Thursday, May 31, 2012

Larami Corp. Tin-Litho F-80 Shooting Star

You may have noticed the blog's new look. I've been mulling over the blog's design this past few weeks. Understand that I'm not one to keep a 'look' forever and likes to shake things up every so often. The old Dynamic View template that was used for Toys & Stuff hides the icons to features like favorite links which aren't readily apparent until you did a 'mouse over'. So the search is on for a sutiable replacement template - we'll go with this one right now though there may be another change if I'm not satisfied with this. Let me know if you like the change.

Today Toys & Stuff has another nifty '50s tin-litho aircraft from Japan. I know the packaging says 'A-11 Supersonic Jet' but the real A-11 (or A-12) didn't fly until 1962 and was the predecessor to the SR-71 Blackbird!! The 'A-11' ruse was most probably just a slick marketing gimmick to beat any copyright raps. To me, with its straight wings and single seat cockpit it looks rather like a caricature of the F-80 Shooting Star.  The reason I say it's probably the F-80 is because the next major jet to be developed was the F-84 Thunderstreak which was also straight winged but its air intake was in the nose. The air intakes on our toy are clearly on either side of the fuselage. After the F-84 came the F-86 Sabrejet - a swept wing design.

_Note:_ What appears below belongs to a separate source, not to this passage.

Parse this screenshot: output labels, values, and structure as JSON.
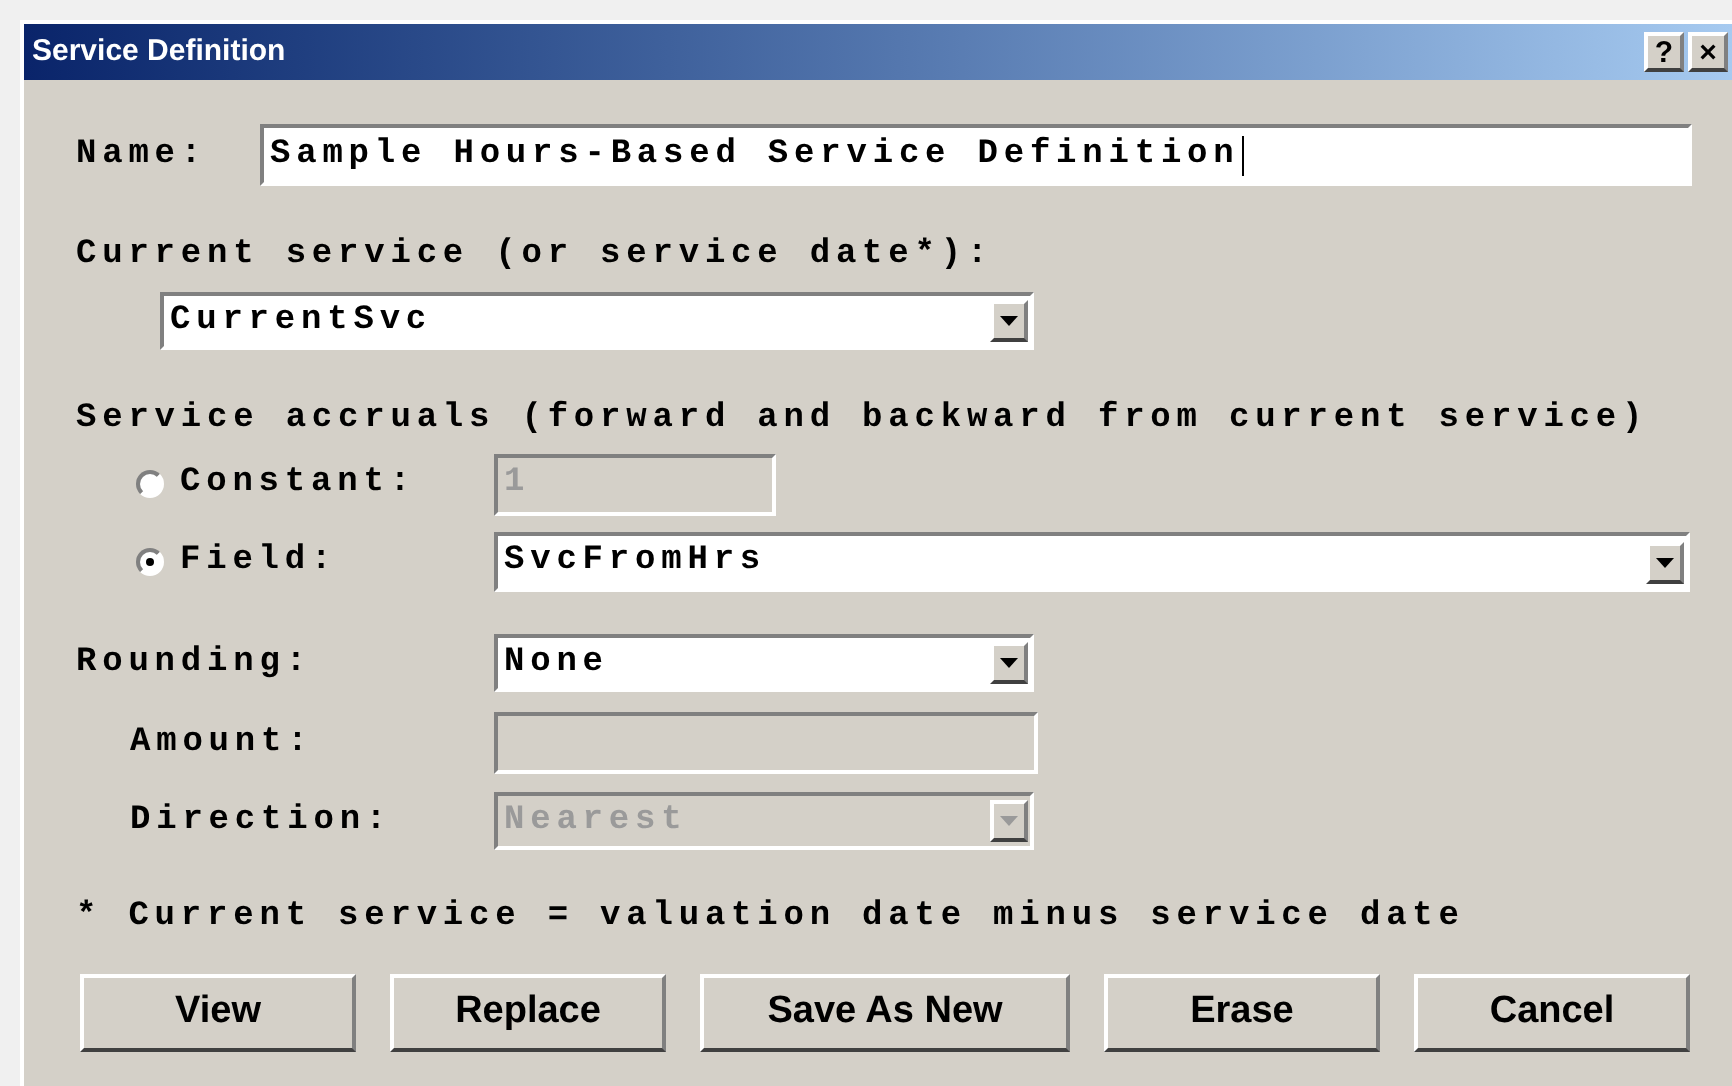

It's not too often that I've been able to acquire both the plane and it's original packaging. This time the 'packaging' is a heavy, ltho'd card onto which the plane rests within slots. And look at the price printed at the top right - 'Only 98¢'! Oh man, I wish these were only 98 cents today :-) There are no makers marks on the plane, other than 'Made in Japan', but the card is printed with the name 'Larami Corp' so I'm guessing that the Larami Corp was the distributor. The wings are integral with the fuselage and the friction motor is attached directly to the underside. The plane measures  9" (22.9cm) L x  9 1/4" (23.5cm)  wingspan. Enjoy!